MATERIAL SUPPLIED:
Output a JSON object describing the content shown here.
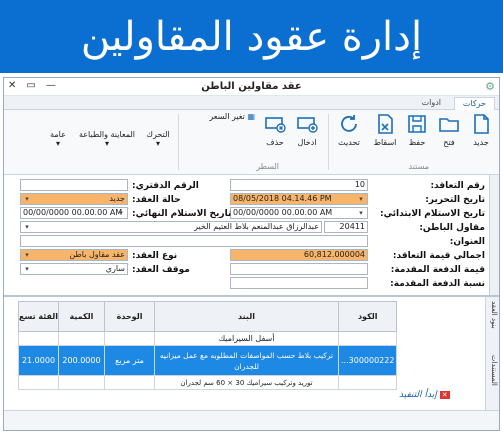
{
  "banner": {
    "title": "إدارة عقود المقاولين"
  },
  "window": {
    "title": "عقد مقاولين الباطن",
    "close": "✕",
    "restore": "▭",
    "minimize": "—"
  },
  "tabs": [
    {
      "label": "حركات"
    },
    {
      "label": "ادوات"
    }
  ],
  "ribbon": {
    "new": "جديد",
    "open": "فتح",
    "save": "حفظ",
    "drop": "اسقاط",
    "update": "تحديث",
    "insert": "ادخال",
    "delete": "حذف",
    "move": "التحرك",
    "preview": "المعاينة والطباعة",
    "general": "عامة",
    "price_change": "تغير السعر",
    "group_document": "مستند",
    "group_line": "السطر"
  },
  "form": {
    "labels": {
      "contract_no": "رقم التعاقد:",
      "edit_date": "تاريخ التحرير:",
      "initial_receipt_date": "تاريخ الاستلام الابتدائي:",
      "subcontractor": "مقاول الباطن:",
      "address": "العنوان:",
      "total_value": "اجمالي قيمة التعاقد:",
      "advance_value": "قيمة الدفعة المقدمة:",
      "advance_pct": "نسبة الدفعة المقدمة:",
      "book_no": "الرقم الدفتري:",
      "contract_status": "حالة العقد:",
      "final_receipt_date": "تاريخ الاستلام النهائي:",
      "contract_type": "نوع العقد:",
      "contract_stop": "موقف العقد:"
    },
    "values": {
      "contract_no": "10",
      "edit_date": "08/05/2018 04.14.46 PM",
      "initial_receipt_date": "00/00/0000 00.00.00 AM",
      "subcontractor_code": "20411",
      "subcontractor_name": "عبدالرزاق عبدالمنعم بلاط العتيم الخير",
      "total_value": "60,812.000004",
      "book_no": "",
      "contract_status": "جديد",
      "final_receipt_date": "00/00/0000 00.00.00 AM",
      "contract_type": "عقد مقاول باطن",
      "contract_stop": "ساري"
    }
  },
  "grid": {
    "columns": [
      "الكود",
      "البند",
      "الوحدة",
      "الكمية",
      "الفئة تسع"
    ],
    "rows": [
      {
        "code": "",
        "item": "أسفل السيراميك",
        "unit": "",
        "qty": "",
        "price": ""
      },
      {
        "code": "300000222...",
        "item": "تركيب بلاط حسب المواصفات المطلوبه مع عمل ميزانيه للجدران",
        "unit": "متر مربع",
        "qty": "200.0000",
        "price": "21.0000"
      },
      {
        "code": "",
        "item": "توريد وتركيب سيراميك 30 × 60 سم لجدران",
        "unit": "",
        "qty": "",
        "price": ""
      }
    ]
  },
  "side_tabs": {
    "contract_items": "بنود العقد",
    "documents": "المستندات"
  },
  "exec_link": "إبدأ التنفيذ"
}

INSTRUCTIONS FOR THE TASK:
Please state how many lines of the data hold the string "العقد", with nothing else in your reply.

ANSWER SECTION:
4